:: SUPPLIED MATERIAL ::
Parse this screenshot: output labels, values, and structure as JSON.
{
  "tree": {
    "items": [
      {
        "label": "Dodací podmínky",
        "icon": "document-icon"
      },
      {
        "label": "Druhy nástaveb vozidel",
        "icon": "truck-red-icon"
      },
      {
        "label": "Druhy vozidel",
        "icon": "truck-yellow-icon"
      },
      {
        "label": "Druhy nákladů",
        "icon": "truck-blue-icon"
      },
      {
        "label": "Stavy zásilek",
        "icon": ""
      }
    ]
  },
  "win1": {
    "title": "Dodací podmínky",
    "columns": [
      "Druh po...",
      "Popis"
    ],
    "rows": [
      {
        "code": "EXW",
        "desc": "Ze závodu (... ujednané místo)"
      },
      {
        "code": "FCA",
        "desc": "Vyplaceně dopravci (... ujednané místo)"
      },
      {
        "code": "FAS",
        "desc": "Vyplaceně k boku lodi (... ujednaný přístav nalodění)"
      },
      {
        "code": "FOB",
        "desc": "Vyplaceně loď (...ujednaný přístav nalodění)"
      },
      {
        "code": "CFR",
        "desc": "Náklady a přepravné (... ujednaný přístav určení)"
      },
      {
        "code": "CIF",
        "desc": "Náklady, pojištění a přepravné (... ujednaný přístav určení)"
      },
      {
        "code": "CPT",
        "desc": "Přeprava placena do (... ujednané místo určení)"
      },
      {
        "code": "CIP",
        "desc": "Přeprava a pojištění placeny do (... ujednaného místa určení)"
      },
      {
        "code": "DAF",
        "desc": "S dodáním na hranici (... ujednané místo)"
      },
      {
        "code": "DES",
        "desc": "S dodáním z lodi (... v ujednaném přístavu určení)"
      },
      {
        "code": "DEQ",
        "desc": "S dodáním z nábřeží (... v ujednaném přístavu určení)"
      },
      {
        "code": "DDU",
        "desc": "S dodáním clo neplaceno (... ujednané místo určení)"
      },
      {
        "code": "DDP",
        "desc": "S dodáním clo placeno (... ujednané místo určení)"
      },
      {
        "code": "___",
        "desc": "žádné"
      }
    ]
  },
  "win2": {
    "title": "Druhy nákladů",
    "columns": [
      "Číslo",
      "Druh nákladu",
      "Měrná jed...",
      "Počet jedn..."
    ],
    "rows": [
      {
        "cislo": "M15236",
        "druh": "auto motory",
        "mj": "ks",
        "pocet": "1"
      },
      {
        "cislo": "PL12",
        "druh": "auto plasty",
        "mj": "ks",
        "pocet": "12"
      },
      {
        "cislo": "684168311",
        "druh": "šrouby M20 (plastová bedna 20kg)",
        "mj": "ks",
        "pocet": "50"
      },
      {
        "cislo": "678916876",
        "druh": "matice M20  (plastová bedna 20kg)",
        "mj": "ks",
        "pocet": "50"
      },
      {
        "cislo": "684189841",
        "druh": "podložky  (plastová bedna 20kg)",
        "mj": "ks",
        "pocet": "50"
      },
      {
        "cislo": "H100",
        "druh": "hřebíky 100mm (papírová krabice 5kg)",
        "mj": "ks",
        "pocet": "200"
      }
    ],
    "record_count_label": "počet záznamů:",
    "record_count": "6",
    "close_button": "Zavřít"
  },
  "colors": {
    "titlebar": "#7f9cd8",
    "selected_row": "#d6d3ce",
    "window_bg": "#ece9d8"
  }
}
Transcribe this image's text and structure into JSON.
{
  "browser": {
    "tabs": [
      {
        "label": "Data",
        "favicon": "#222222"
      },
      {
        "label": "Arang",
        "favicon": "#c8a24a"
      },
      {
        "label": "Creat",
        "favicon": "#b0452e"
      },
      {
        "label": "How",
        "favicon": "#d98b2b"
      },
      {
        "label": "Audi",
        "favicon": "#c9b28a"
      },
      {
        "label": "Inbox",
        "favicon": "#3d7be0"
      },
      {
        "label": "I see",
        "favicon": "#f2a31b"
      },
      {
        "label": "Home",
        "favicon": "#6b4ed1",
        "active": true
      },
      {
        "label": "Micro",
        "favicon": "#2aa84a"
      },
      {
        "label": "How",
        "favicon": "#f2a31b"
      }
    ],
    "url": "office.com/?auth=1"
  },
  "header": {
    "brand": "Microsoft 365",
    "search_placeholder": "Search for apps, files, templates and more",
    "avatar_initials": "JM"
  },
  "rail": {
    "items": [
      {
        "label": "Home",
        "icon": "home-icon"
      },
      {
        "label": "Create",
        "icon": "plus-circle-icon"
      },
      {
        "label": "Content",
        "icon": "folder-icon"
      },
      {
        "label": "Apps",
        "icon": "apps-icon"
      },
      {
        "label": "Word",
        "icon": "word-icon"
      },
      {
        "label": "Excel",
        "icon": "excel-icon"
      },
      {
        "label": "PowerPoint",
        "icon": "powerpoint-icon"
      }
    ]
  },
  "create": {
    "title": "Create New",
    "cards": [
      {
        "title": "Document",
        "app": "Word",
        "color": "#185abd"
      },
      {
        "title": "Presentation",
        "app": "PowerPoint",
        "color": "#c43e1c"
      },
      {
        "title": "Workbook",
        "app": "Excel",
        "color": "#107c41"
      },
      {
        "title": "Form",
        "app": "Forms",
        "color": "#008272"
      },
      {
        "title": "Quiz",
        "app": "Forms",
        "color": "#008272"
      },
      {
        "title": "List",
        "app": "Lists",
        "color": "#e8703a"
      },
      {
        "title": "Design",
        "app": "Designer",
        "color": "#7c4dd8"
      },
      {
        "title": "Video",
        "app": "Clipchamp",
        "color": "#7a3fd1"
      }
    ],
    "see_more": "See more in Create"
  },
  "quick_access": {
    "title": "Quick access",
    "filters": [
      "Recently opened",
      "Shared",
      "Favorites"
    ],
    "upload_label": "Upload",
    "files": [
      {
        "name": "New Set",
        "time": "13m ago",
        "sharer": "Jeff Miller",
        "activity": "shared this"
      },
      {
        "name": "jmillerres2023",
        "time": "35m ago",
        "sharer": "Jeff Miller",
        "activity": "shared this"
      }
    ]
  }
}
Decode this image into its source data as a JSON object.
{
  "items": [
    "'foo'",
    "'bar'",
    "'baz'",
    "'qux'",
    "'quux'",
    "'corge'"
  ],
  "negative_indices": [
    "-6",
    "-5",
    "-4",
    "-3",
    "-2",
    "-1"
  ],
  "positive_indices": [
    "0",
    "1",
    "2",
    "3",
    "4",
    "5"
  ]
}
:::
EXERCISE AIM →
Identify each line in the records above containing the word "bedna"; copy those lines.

RESULT FOR THIS TASK →
        "druh": "šrouby M20 (plastová bedna 20kg)",
        "druh": "matice M20  (plastová bedna 20kg)",
        "druh": "podložky  (plastová bedna 20kg)",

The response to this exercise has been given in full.